May 1, 2015 — Another very interesting session at the Wireless Infrastructure Show, held April 29 in Hollywood, Florida, was “Mobile Network Densification.” This is becoming a top issue for small cell technology and deployments. Their low power and small propagation footprint means that, for ubiquitous coverage, they will have to be literally everywhere.
The model is a bit fuzzy. Unlike their macro brethren, small cells are mostly single operator, making the ROI much more difficult to materialize. Macro sites can generate revenue from many different tenants and lots of users. Not so with small cells and the discussion went pretty deep on how that can be addressed. Panelists touched on the products and applications that can be used to generate revenue. Unfortunately, there aren’t a lot of answers yet.
Other discussions revolved around the availability of infrastructure, such as street furniture, building and utility poles, as well as the different challenges each one of those can have. As well, the topics of getting cheap and available power and backhaul were discussed.
Another issue was the signal properties around the cell edge – latency and the various types of interference. With densification, these issues are at least an order of magnitude more omnipresent that with macro cells.
Perhaps the most interesting perspective came in the form of the discussion about how small cells technology is catching up to the macro cell and they are becoming “mini-macro cells” in functionality (see Nokia story). A rather bold and interesting statement. And a novel approach proposed was to start selling them in that vein – to make sharing a major goal and make them multi-application (both licensed and unlicensed technologies.)
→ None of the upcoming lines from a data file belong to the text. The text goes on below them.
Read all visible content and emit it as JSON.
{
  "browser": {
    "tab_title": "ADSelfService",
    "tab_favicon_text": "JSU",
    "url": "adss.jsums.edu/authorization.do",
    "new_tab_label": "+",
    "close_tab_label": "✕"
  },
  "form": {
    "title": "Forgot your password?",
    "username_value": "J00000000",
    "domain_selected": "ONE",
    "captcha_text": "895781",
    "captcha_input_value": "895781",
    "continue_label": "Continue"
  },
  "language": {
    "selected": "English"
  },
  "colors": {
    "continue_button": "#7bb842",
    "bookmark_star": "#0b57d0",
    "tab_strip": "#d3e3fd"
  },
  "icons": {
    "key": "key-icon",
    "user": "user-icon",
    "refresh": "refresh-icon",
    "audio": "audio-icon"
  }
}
Ultimately, the panel noted, small cells have second and third generation technology available, but there are not yet any large-scale deployments of even first generation devices. They felt that first generation deployments will be the test bed used to gain experience.
So the takeaway from this session was small cells are ready to go, but face some stiff challenges. Yet the optimism was still there, and the yottabytes of data will be the great equalizer.